Charities have received almost £82,000 over the last year from North Yorkshire’s crematoriums as part of a metal recycling scheme.
North Yorkshire Council’s bereavement services have raised the funds through the recycling of metals recovered from cremations with consent from the bereaved families.
The recycled metals include those used in the construction of the coffins and in orthopaedic implants such as hip, knee and replacement joints.
There are four crematoriums in North Yorkshire. These are Skipton Crematorium, Maple Park in Thirsk, Stonefall in Harrogate and Woodlands Crematorium in Scarborough.
The council works in partnership with the Institute for Cemetery and Crematorium Management (ICCM) and BRUCE Metals to choose local charities to receive donations.
Since June last year, Cruse Bereavement Care serving the Craven and Bradford area has received £33,990 from Skipton Crematorium.
Over the last year, Woodlands Crematorium donated about £4,750 to Saint Catherine’s Hospice, and £19,000 to The Rainbow Centre which supports vulnerable people in crisis.
In April, Maple Park donated £12,000 to Macmillan Cancer Support and the Sir Robert Ogden Centre in Northallerton.
In August, Stonefall donated £6,000 to children’s cancer charity Candlelighters, and £6,000 to the Friends of Harrogate Hospital, which raises money for state-of-the-art hospital equipment and services that the NHS cannot provide.
Charter mayor of Harrogate, Cllr Michael Harrison, said: “I was delighted to present the cheque to such a worthwhile cause. The charity, run by volunteers, helps ensure patients of Harrogate Hospital have the most pleasant experience possible, often during an unsettling time.
“I’d like to thank those families who, during a difficult time, have consented to us recycling metals recovered. By raising this money, everyone involved has done their bit to helping local charities.”
Friends of Harrogate Hospital chair, John Fox, said: “We are extremely grateful for this generous donation to support our future work.

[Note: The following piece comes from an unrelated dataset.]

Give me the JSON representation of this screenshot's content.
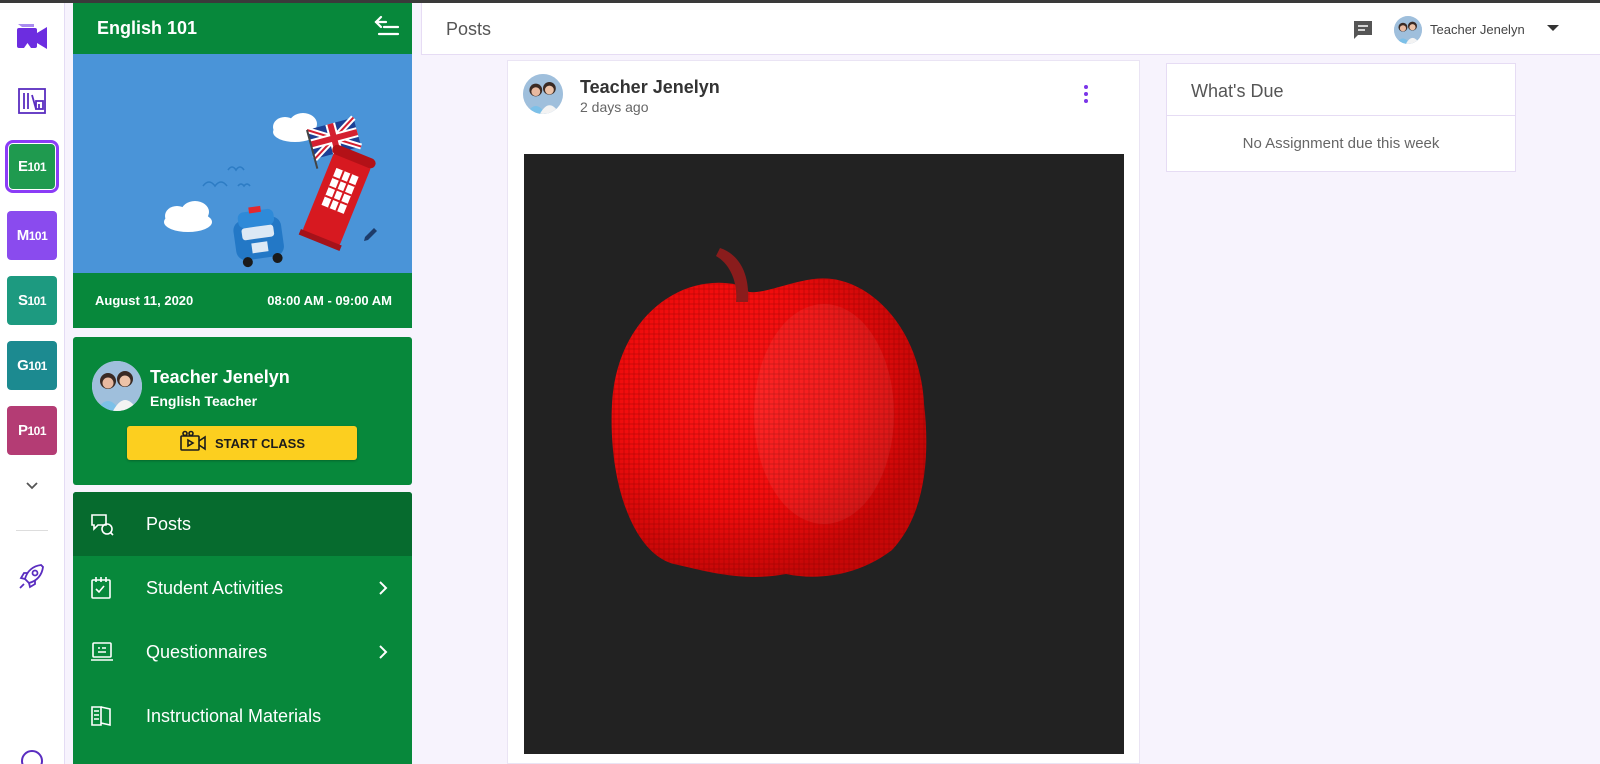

“As well as thanking the ICCM for their generosity, I’d like to thank our former mayor, Trevor Chapman, for nominating us and the council’s bereavement services
“We look forward to inviting them all to join us when we hand over the equipment funded by this donation.”
North Yorkshire Council has recently achieved a gold standard in the Charter for the Bereaved Assessment Process for Burial and Cremation from the ICCM.
It aims to promote the improvement of cemeteries, crematoria and public services for the disposal of the deceased and promote the advancement and welfare of people employed in the industry.
To become a member of the Charter for the Bereaved, an authority must show that it is able to satisfy basic charter rights connected with funerals. The charter also contains objectives and targets that help authorities to set priorities for future development and improvement.
To achieve this gold standard, North Yorkshire Council has shown its commitment to improving the service, and continues to support bereaved families and ensure they can arrange a meaningful funeral service that meets their own specific needs and requirements.
North Yorkshire Council’s executive member for managing our environment, Cllr Greg White, said: “I’m delighted that we’ve received this gold standard accreditation.
“Our bereavement services team are passionate about what they do and pride themselves on delivering the best possible services and guidance to everyone, who at that moment in time, needs compassion and support.
“We remain committed to providing a service that communities across North Yorkshire would expect, and this accreditation in bereavement services recognises this.”
Stonefall in Harrogate recently opened a pet crematorium which provides a dignified, appointment-only cremation service for people’s beloved cats, dogs or small animals.